Of course, the average retail investor could be forgiven for not knowing this, as well as for being unaware that numerous clinical instruments which make such ABO-incompatible bone marrow transplants both safe and practical have been marketed and used for this purpose for many years now, and are routinely found in any well-equipped clinical hematology laboratory (for example, TerumoBCT’s Cobe® 2991, which has been on the market for more than 30 years, as well as the company’s Spectra instrument). Can ThermoGenesis’ AXP system compete with these entrenched competitors on price and performance, or on clinical outcome? If so, that would be useful and interesting news, but the press release is silent on these points.

In short, ThermoGenesis’ and TotipotentRx’s recent roles in achieving a successful ABO-incompatible bone marrow transplant may have been a breakthrough for these two companies (in the sense of finding something useful to do with their AXP product), but for clinical medicine as a whole this "breakthrough" is little more than yesterday’s (or rather, 1980s’) news.

Sleight of Word Prestidigitation

ThermoGenesis’ and TotipotentRx’s press release observes, correctly, that:

Bone marrow transplantation is the only effective treatment for patients with severe aplastic anemia. However, 30–40% of transplant candidates are unable to find a compatible donor.
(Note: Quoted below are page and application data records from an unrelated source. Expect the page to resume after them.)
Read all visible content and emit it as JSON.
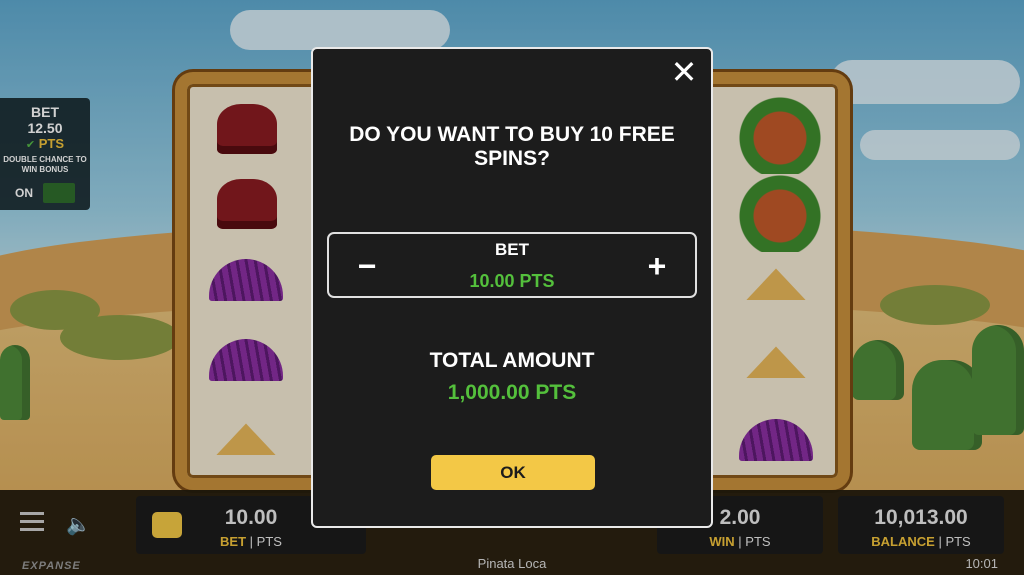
{
  "side_panel": {
    "bet_label": "BET",
    "bet_value": "12.50",
    "bet_unit": "PTS",
    "double_chance": "DOUBLE CHANCE TO WIN BONUS",
    "toggle_label": "ON"
  },
  "bottom_bar": {
    "bet_value": "10.00",
    "bet_label": "BET",
    "bet_unit": "PTS",
    "win_value": "2.00",
    "win_label": "WIN",
    "win_unit": "PTS",
    "balance_value": "10,013.00",
    "balance_label": "BALANCE",
    "balance_unit": "PTS",
    "game_name": "Pinata Loca",
    "clock": "10:01",
    "brand": "EXPANSE"
  },
  "modal": {
    "close_glyph": "✕",
    "question": "DO YOU WANT TO BUY 10 FREE SPINS?",
    "bet_label": "BET",
    "bet_value": "10.00 PTS",
    "minus_glyph": "−",
    "plus_glyph": "+",
    "total_label": "TOTAL AMOUNT",
    "total_value": "1,000.00 PTS",
    "ok_label": "OK"
  }
}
Given that the press release concerns the use of the companies’ AXP system to overcome ABO incompatibility in marrow transplants, the average retail investor might be forgiven for concluding that AXP solves this problem of the too-large percentage of patients who cannot find a suitable lifesaving donor. Except that the press release never actually quite claims that, and for the best of all possible reasons: because it isn’t true.

As discussed above, ABO incompatibility is today a non-issue, routinely solved by removing the offending and unnecessary red blood cells (the cells that bear the incompatible ABO antigens) from the bone marrow sample prior to transplantation. Instead, the reason why half or more of all transplant candidates still cannot find a compatible donor is because of a completely different set of antigens (so-called HLA antigens), on a completely different population of cells in marrow (leukocytes and stem cells) -- a problem that neither the AXP system nor any other approach today can address. A highly accessible explanation of HLA typing for bone marrow donations is available at the National Marrow Donor Program.

If the eager retail investor reading the ThermoGenesis/TotipotentRx press release slips and falls on the erroneous conclusion...never quite stated there, but never clearly disavowed, either...that the companies’ AXP product is a life-saving game-changer solving the long-standing problem of bone marrow donor/recipient incompatibility -- oh well. Just another application of the First Law of Investment: a fool and his money are soon parted. It’s hard to generate too much sympathy for people who buy something they don’t understand, out of the back of some truck, only to discover when they get home that it doesn’t work.

Unfortunately, the collateral damage of unwise stem cell investment decisions also impacts innocent bystanders, too: reputable but capital-starved stem cell companies sincerely striving to deliver life-saving innovations to the clinic, and the desperate patients and families praying for those miracles. Every dollar invested in stem cell smoke and mirrors is a dollar that isn’t invested in the quest for real stem cell cures. And that is, quite literally, a shame.

For further adventures in ThermoGenesis/TotipotentRx deconstruction, and our analysis of their upcoming merger to form Cesca Therapeutics, please see our previous essay, ThermoGenesis, TotipotentRx, and Cesca Therapeutics: A Disappointing ‘Gemisch’